What is being asked - Your task is to find every line of the data that holds the string "JSON" and copy it.

Given data -

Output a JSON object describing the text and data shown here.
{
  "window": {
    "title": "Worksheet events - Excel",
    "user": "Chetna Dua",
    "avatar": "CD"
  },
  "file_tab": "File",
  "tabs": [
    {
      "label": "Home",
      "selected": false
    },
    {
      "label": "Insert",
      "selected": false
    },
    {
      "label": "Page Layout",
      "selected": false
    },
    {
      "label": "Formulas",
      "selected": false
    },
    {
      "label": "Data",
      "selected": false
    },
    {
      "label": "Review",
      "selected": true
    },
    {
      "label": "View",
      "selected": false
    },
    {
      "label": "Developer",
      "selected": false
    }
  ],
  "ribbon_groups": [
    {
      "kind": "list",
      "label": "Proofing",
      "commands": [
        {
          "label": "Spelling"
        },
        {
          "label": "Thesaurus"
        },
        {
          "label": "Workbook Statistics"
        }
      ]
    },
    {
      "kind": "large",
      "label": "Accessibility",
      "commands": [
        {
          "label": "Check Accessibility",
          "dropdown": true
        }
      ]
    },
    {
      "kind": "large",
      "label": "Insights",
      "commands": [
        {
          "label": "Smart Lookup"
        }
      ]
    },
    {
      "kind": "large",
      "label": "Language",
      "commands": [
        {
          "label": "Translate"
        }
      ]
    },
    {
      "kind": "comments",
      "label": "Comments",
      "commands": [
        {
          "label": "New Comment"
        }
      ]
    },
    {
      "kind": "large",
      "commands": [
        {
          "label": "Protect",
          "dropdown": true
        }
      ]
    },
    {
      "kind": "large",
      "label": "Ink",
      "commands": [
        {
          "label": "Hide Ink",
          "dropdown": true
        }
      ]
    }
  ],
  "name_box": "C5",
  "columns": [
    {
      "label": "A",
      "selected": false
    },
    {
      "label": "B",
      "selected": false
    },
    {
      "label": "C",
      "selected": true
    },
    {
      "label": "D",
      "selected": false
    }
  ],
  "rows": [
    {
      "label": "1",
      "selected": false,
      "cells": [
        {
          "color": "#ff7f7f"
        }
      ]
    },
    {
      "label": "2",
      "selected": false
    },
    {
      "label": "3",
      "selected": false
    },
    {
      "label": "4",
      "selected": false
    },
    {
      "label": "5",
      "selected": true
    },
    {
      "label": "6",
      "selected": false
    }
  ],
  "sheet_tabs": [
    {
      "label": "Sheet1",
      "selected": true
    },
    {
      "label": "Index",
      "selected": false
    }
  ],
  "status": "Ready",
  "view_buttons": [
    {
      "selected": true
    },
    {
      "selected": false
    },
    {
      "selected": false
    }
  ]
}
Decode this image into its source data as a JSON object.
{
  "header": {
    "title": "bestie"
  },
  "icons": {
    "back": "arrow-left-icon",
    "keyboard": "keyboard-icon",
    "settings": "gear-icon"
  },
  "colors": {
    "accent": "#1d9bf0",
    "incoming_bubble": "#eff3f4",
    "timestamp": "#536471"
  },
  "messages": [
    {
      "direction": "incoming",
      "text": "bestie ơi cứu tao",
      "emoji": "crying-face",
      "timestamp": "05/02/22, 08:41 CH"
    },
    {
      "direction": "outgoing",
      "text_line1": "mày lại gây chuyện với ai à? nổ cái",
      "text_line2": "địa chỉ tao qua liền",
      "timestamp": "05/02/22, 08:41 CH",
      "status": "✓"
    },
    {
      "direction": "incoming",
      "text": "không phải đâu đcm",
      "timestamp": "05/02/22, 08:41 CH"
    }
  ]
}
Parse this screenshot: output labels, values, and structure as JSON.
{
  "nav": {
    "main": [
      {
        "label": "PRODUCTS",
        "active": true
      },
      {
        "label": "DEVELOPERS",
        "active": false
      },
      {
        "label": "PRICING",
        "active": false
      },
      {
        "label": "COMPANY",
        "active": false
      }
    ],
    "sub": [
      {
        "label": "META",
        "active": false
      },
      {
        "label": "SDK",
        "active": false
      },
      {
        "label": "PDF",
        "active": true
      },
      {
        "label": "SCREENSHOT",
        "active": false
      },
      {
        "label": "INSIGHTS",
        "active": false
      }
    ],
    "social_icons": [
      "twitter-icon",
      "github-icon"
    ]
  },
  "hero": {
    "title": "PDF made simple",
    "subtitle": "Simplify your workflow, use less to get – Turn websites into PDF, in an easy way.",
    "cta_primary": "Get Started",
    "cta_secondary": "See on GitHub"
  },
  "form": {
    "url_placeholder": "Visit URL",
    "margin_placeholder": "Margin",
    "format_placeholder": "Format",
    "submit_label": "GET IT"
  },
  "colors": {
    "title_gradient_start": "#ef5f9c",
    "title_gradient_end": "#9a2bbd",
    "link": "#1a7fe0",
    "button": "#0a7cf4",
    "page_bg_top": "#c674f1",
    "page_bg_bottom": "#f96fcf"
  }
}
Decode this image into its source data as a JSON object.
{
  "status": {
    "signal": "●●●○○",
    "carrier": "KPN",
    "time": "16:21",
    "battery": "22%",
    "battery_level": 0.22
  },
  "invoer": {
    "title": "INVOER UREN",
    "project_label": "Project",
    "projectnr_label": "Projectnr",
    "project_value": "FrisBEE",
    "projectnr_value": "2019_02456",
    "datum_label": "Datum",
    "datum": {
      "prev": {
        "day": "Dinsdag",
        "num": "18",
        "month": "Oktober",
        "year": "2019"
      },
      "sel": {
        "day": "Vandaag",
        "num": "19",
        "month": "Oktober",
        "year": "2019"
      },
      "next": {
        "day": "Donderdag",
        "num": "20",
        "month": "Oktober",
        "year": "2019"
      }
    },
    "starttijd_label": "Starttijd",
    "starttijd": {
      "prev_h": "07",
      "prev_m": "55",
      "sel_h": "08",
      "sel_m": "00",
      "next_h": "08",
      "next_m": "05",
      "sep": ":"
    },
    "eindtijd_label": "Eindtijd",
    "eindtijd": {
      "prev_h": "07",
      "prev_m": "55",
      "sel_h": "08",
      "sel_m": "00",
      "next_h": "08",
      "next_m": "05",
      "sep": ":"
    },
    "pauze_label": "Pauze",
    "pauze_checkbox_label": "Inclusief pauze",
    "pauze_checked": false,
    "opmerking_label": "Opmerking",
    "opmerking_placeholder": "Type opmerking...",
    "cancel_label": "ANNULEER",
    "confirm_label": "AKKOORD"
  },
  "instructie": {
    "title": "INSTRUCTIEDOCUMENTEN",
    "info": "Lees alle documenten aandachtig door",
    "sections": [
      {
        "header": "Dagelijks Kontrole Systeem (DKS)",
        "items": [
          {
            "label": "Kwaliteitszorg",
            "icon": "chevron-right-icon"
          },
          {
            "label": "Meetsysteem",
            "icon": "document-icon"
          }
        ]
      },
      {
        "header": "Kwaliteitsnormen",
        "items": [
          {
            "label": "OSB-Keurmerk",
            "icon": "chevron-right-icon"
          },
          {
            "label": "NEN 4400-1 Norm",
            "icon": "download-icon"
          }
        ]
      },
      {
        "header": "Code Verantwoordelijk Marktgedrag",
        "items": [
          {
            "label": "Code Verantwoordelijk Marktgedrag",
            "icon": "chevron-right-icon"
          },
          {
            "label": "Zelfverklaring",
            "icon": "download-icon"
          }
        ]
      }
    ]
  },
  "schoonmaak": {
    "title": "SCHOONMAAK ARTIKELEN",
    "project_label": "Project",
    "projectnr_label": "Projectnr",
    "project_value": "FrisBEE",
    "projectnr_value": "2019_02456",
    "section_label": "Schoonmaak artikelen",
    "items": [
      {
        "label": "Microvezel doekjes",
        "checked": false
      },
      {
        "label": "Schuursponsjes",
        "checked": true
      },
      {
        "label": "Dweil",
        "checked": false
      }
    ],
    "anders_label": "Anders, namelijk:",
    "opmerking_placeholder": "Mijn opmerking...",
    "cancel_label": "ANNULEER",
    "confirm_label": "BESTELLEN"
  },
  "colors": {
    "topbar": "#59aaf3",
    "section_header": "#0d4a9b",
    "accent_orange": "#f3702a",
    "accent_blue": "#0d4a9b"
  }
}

Output of the task -
Output a JSON object describing the text and data shown here.
Decode this image into its source data as a JSON object.
Parse this screenshot: output labels, values, and structure as JSON.
Decode this image into its source data as a JSON object.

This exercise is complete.